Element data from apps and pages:

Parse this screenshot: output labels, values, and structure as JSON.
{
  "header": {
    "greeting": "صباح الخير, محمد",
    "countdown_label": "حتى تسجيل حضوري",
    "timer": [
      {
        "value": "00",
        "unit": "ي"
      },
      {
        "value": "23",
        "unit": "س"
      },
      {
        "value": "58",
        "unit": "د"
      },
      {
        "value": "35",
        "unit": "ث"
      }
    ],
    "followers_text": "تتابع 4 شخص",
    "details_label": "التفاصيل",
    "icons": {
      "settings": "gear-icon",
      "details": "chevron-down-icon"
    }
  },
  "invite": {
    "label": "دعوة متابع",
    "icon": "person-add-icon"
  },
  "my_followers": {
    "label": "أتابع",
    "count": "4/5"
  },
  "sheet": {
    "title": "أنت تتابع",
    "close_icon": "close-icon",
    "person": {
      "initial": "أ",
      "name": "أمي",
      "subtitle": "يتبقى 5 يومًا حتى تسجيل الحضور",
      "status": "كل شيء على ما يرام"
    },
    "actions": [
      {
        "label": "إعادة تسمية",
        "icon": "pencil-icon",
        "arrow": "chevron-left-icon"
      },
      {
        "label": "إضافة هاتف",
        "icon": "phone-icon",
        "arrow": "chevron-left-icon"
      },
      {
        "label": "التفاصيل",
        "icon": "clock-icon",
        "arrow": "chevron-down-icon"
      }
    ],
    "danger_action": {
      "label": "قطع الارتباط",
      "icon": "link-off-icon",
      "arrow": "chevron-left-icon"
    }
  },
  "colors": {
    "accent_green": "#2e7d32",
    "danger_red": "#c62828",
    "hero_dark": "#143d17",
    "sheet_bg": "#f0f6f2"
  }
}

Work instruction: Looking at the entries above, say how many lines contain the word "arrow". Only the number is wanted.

Solved exercise: 4